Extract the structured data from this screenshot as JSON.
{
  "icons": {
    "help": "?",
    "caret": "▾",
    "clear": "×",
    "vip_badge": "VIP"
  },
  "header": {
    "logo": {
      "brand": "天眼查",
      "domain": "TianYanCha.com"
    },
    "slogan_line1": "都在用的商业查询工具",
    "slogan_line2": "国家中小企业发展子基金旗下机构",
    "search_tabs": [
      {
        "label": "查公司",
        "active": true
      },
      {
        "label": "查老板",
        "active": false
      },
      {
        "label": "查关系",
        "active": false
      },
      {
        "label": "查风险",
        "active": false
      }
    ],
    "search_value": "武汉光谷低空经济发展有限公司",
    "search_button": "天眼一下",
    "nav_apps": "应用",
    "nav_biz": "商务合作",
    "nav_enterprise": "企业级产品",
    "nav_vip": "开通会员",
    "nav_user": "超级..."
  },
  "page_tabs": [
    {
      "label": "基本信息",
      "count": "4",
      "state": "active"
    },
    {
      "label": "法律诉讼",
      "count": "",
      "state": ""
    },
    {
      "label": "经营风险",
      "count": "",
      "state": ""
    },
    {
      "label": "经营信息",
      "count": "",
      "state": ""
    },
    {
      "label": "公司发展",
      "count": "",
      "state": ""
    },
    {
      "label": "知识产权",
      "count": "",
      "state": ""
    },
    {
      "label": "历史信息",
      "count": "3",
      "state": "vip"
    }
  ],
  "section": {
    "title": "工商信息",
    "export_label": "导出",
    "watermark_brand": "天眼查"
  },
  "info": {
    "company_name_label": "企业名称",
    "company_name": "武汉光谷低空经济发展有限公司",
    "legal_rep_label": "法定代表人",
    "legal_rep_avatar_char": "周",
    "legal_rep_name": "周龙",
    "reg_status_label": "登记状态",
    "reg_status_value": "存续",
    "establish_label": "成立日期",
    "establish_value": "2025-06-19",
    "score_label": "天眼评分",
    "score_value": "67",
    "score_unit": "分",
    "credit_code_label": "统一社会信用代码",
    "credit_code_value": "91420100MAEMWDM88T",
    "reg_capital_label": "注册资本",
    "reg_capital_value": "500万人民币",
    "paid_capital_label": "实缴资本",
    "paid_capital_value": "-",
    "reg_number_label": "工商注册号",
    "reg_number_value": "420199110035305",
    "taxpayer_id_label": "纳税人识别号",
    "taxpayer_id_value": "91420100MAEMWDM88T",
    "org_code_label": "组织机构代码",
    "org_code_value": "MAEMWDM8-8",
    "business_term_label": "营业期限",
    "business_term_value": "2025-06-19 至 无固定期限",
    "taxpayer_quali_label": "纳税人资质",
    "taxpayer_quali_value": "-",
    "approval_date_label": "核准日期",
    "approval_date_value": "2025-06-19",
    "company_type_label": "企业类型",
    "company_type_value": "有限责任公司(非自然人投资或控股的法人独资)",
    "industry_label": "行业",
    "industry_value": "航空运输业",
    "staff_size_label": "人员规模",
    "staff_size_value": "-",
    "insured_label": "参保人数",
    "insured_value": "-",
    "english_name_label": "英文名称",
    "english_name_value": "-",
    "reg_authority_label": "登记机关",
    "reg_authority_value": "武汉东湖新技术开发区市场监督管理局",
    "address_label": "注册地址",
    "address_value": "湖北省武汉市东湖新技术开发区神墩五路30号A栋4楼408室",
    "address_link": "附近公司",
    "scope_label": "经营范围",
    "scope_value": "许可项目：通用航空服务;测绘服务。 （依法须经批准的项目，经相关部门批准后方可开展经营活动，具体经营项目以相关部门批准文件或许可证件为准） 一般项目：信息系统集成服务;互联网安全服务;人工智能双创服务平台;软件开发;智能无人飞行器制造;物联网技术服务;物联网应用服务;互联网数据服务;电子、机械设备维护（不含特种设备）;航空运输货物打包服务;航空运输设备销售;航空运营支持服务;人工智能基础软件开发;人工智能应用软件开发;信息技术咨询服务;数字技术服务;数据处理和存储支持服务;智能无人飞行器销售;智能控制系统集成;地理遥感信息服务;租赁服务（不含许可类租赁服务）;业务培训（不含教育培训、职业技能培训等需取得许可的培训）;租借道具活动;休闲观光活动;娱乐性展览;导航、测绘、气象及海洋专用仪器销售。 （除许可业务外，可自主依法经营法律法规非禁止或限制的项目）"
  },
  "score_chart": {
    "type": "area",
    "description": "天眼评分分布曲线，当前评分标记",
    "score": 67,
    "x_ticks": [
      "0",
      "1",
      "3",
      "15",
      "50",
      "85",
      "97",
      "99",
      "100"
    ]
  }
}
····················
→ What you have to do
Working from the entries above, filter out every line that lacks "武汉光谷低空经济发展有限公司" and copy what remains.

→ Task result
    "search_value": "武汉光谷低空经济发展有限公司",
    "company_name": "武汉光谷低空经济发展有限公司",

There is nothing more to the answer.